- [WORK TO BE COMPLETED] Below are some records; copy each line in them that contains "date".

- [TASK MATERIAL]
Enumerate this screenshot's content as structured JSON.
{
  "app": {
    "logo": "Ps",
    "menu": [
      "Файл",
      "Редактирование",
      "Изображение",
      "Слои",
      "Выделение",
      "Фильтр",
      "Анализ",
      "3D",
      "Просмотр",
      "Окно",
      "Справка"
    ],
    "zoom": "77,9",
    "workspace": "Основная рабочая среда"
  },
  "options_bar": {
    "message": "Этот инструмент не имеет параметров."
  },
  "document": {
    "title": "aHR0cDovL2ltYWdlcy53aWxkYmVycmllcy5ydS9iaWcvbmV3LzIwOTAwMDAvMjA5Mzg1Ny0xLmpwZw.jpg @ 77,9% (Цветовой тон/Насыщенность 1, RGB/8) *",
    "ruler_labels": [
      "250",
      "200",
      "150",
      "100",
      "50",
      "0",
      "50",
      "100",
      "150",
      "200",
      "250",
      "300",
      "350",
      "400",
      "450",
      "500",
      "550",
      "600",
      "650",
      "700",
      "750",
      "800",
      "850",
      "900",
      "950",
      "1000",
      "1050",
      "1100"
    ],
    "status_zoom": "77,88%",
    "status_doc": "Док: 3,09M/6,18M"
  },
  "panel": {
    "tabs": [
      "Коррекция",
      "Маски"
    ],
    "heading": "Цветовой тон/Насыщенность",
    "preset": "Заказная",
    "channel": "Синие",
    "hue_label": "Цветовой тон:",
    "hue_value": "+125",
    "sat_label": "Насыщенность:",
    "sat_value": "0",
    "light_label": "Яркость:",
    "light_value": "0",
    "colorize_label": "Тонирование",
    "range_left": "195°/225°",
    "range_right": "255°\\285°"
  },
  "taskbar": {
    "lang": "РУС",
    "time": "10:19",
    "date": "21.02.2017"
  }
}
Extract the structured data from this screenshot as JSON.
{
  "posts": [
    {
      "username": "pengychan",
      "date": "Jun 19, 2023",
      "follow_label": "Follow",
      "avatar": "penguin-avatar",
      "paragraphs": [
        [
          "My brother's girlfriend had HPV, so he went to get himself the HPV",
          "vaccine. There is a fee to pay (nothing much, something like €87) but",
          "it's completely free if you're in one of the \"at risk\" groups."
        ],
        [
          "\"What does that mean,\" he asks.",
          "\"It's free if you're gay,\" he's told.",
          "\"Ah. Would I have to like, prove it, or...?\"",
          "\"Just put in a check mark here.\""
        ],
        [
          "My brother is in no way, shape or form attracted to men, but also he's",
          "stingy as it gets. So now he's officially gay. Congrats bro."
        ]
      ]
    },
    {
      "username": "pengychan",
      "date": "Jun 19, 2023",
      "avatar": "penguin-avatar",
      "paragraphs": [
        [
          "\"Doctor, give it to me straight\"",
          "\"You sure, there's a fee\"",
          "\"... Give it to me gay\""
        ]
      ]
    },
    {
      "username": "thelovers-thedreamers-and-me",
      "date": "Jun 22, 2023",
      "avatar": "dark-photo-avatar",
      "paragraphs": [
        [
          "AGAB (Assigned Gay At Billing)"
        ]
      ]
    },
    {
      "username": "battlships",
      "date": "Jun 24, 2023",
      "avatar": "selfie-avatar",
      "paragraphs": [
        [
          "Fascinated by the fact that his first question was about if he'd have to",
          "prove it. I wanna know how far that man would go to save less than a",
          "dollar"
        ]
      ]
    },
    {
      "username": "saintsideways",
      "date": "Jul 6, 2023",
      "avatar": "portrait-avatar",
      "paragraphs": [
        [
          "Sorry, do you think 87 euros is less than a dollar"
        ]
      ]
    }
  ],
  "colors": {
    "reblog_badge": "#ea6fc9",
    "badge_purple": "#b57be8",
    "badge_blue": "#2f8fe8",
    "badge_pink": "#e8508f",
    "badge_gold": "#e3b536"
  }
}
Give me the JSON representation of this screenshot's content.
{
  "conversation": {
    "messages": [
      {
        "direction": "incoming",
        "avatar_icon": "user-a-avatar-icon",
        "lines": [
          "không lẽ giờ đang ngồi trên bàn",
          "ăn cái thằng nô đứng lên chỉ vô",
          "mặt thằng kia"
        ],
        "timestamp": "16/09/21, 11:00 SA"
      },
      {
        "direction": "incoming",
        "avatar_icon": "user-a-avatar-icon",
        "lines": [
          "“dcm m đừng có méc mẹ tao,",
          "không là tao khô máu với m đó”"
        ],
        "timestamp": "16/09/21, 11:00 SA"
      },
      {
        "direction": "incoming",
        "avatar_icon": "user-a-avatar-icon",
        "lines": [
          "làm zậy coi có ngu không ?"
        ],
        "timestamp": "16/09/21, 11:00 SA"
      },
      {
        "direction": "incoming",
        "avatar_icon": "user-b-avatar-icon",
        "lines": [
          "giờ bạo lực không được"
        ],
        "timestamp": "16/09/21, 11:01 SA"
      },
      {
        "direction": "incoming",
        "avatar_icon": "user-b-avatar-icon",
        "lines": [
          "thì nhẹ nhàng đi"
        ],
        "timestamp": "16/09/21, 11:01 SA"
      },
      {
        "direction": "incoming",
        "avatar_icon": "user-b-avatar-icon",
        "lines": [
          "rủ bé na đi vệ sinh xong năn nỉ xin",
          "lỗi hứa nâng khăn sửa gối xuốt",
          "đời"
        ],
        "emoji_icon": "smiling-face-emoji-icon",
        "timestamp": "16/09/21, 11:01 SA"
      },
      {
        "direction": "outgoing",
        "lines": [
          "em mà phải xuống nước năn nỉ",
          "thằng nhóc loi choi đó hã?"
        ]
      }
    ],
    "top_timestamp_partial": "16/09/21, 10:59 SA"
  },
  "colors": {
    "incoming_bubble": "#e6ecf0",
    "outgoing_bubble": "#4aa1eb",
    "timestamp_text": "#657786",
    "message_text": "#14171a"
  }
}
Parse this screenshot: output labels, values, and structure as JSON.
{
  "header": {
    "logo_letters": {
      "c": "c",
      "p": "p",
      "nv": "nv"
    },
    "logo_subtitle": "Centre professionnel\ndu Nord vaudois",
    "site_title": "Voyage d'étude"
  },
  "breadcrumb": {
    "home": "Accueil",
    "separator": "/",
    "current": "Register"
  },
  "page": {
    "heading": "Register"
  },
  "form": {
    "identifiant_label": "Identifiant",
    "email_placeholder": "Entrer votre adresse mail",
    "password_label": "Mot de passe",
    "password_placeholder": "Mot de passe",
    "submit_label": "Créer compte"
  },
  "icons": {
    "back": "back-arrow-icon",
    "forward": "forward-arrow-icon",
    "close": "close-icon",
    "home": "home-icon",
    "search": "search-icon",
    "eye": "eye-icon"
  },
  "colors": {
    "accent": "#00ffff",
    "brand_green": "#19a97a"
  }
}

- [WRITTEN REPLY]
    "date": "21.02.2017"
      "date": "Jun 19, 2023",
      "date": "Jun 19, 2023",
      "date": "Jun 22, 2023",
      "date": "Jun 24, 2023",
      "date": "Jul 6, 2023",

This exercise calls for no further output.